“You don’t want that.”
“Yes I do.” Paris says. “I could even have twenty!”
“I couldn’t.” I say. I look at her. “What if I forgot about you?”
“I would never forget about you.” Paris says. She is two years younger then me, but she is sometimes like my older sister, and she is almost as tall as I am.
I smile. “I love you.” Paris squeezes my hand. We reach the stairs and we climb up.
We reach the top, and I immediately sit down, the view of the mountains seeping in.
I know what Paris will do. She will go right to the edge of the mountain and dream of flying. And I will look quickly over my shoulder and tell her to be careful.
She goes to the edge and leans forward a little. “This is soooo pretty, Kari!”
“Be careful, Paris! Someday you’ll fall!” I say. My foot kicks a rock underneath the bench. I remember the note that I wrote there. I roll my eyes. I move the rock out of place and pick up the paper. My eyes scan it, and they reach the bottom. Down there, is something I never wrote. It’s a warning. From me. Eight years from now. I look up and turn around. “Paris!” I yell.

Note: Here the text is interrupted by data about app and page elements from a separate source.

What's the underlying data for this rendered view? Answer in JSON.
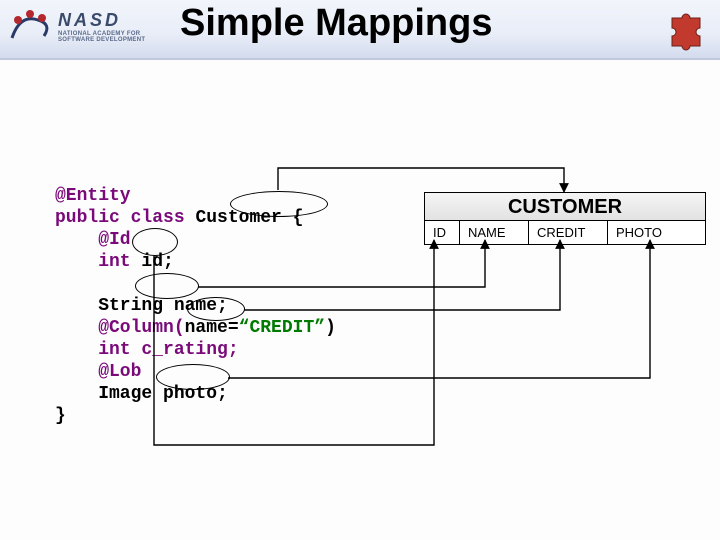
{
  "header": {
    "logo_brand": "NASD",
    "logo_sub1": "NATIONAL ACADEMY FOR",
    "logo_sub2": "SOFTWARE DEVELOPMENT"
  },
  "title": "Simple Mappings",
  "code": {
    "l1a": "@Entity",
    "l2a": "public class ",
    "l2b": "Customer",
    "l2c": " {",
    "l3a": "    @Id",
    "l4a": "    int ",
    "l4b": "id",
    "l4c": ";",
    "l5": "",
    "l6a": "    String ",
    "l6b": "name",
    "l6c": ";",
    "l7a": "    @Column(",
    "l7b": "name=",
    "l7c": "“CREDIT”",
    "l7d": ")",
    "l8a": "    int c_rating;",
    "l9a": "    @Lob",
    "l10a": "    Image ",
    "l10b": "photo",
    "l10c": ";",
    "l11a": "}"
  },
  "table": {
    "title": "CUSTOMER",
    "cols": [
      "ID",
      "NAME",
      "CREDIT",
      "PHOTO"
    ]
  }
}
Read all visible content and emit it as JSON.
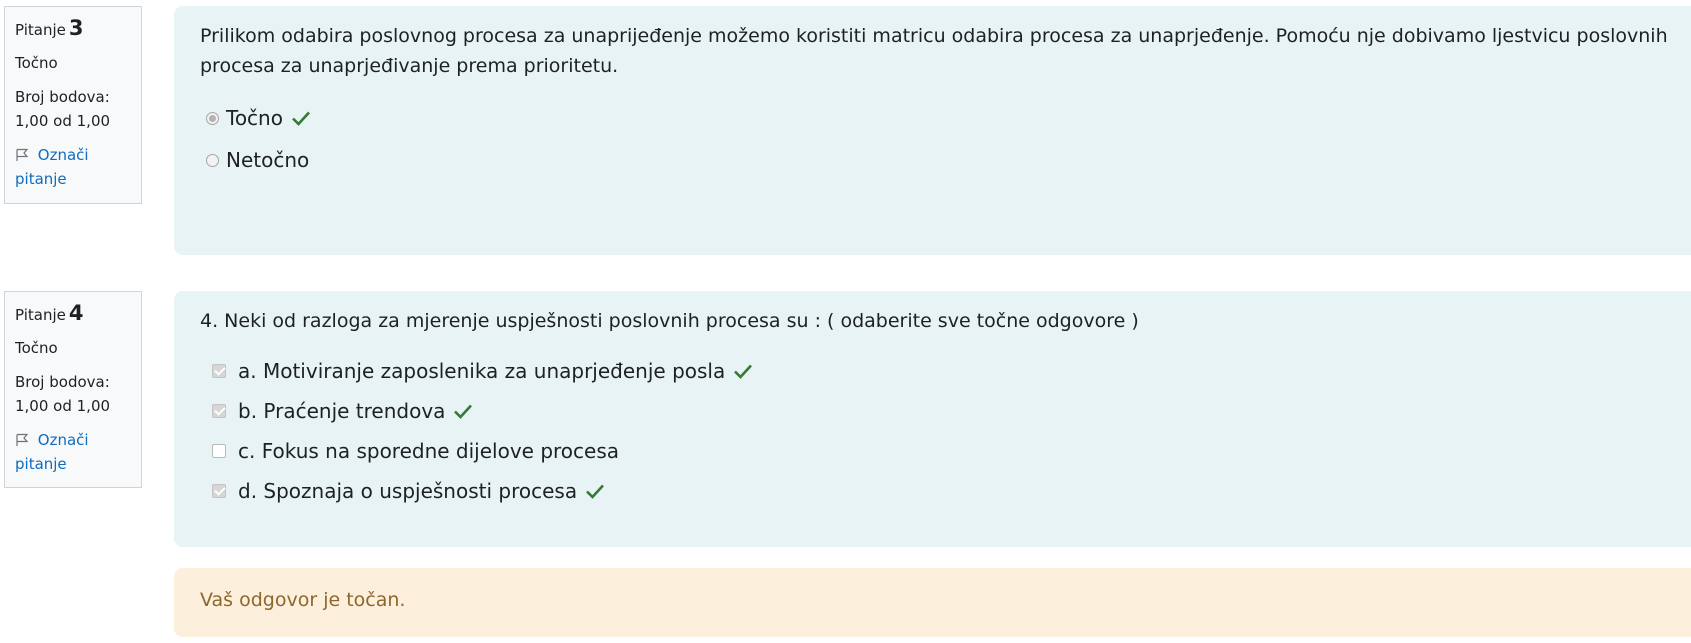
{
  "questions": [
    {
      "label": "Pitanje",
      "number": "3",
      "state": "Točno",
      "grade_label": "Broj bodova:",
      "grade_value": "1,00 od 1,00",
      "flag_label_1": "Označi",
      "flag_label_2": "pitanje",
      "text": "Prilikom odabira poslovnog procesa za unaprijeđenje možemo koristiti matricu odabira procesa za unaprjeđenje. Pomoću nje dobivamo ljestvicu poslovnih procesa za unaprjeđivanje prema prioritetu.",
      "answers": [
        {
          "label": "Točno",
          "selected": true,
          "correct": true
        },
        {
          "label": "Netočno",
          "selected": false,
          "correct": false
        }
      ]
    },
    {
      "label": "Pitanje",
      "number": "4",
      "state": "Točno",
      "grade_label": "Broj bodova:",
      "grade_value": "1,00 od 1,00",
      "flag_label_1": "Označi",
      "flag_label_2": "pitanje",
      "text": "4.  Neki od razloga za mjerenje uspješnosti poslovnih procesa su : ( odaberite sve točne odgovore )",
      "answers": [
        {
          "label": "a. Motiviranje zaposlenika za unaprjeđenje posla",
          "selected": true,
          "correct": true
        },
        {
          "label": "b. Praćenje trendova",
          "selected": true,
          "correct": true
        },
        {
          "label": "c. Fokus na sporedne dijelove procesa",
          "selected": false,
          "correct": false
        },
        {
          "label": "d. Spoznaja o uspješnosti procesa",
          "selected": true,
          "correct": true
        }
      ]
    }
  ],
  "feedback": "Vaš odgovor je točan.",
  "colors": {
    "info_bg": "#f8f9fa",
    "formulation_bg": "#e7f3f5",
    "feedback_bg": "#fcefdc",
    "feedback_text": "#8e662e",
    "link": "#0f6cbf",
    "correct_tick": "#357a32"
  },
  "icons": {
    "flag": "flag-icon",
    "correct": "check-icon"
  }
}
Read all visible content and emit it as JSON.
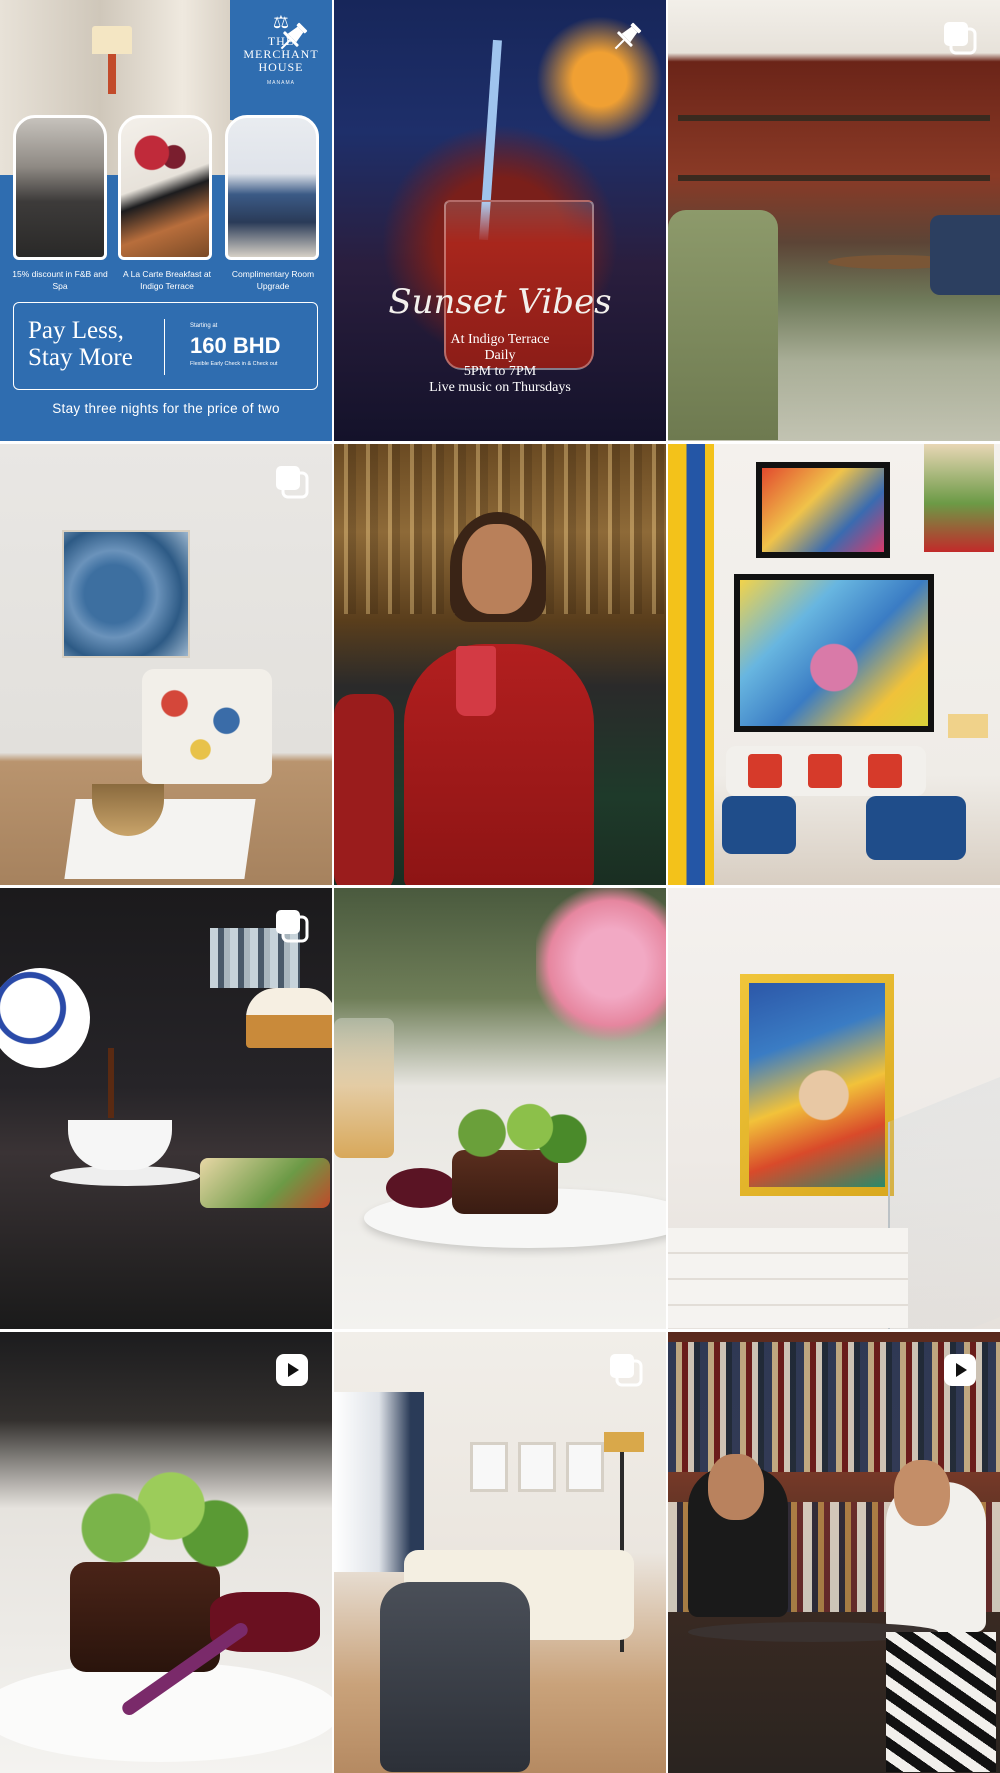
{
  "feed": {
    "posts": [
      {
        "badge": "pinned",
        "logo": {
          "line1": "THE",
          "line2": "MERCHANT",
          "line3": "HOUSE",
          "sub": "MANAMA"
        },
        "captions": [
          "15% discount in F&B and Spa",
          "A La Carte Breakfast at Indigo Terrace",
          "Complimentary Room Upgrade"
        ],
        "headline_1": "Pay Less,",
        "headline_2": "Stay More",
        "price_prefix": "Starting at",
        "price": "160 BHD",
        "price_note": "Flexible Early Check in & Check out",
        "tagline": "Stay three nights for the price of two"
      },
      {
        "badge": "pinned",
        "title": "Sunset Vibes",
        "lines": [
          "At Indigo Terrace",
          "Daily",
          "5PM to 7PM",
          "Live music on Thursdays"
        ]
      },
      {
        "badge": "carousel"
      },
      {
        "badge": "carousel"
      },
      {
        "badge": "none"
      },
      {
        "badge": "none"
      },
      {
        "badge": "carousel"
      },
      {
        "badge": "none"
      },
      {
        "badge": "none"
      },
      {
        "badge": "reel"
      },
      {
        "badge": "carousel"
      },
      {
        "badge": "reel"
      }
    ]
  },
  "icons": {
    "pinned": "pin-icon",
    "carousel": "carousel-icon",
    "reel": "reel-icon"
  },
  "colors": {
    "promo_blue": "#2f6db0",
    "badge_white": "#ffffff"
  }
}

My yell frightens her and she titters and screams. I leap up and grab her hand, pulling her up. “Don’t do that, Paris!!” I scold her. “I told you one day you will fall!” I say, pulling her into a hug. I can feel her body shaking against me.
She nods. “I won’t.”
I smile. Before our walk home, I take the paper from under the rock. The writings below have disappeared. I breath heavily. Closing my eyes, I rip it up and crumple the pieces in my hand. I sprinkle them over the cliff, careful not to get to close the edge.
“What was that, Kari?” Paris asks.
“Oh, nothing.” I say. “Don’t do that anymore, okay?”
My heart is still beating. I think an angel put those words there. Otherwise, I wouldn’t have tried to stop my sister.
Well, I hope you liked that! It was a little weird, but oh well. 😉 😀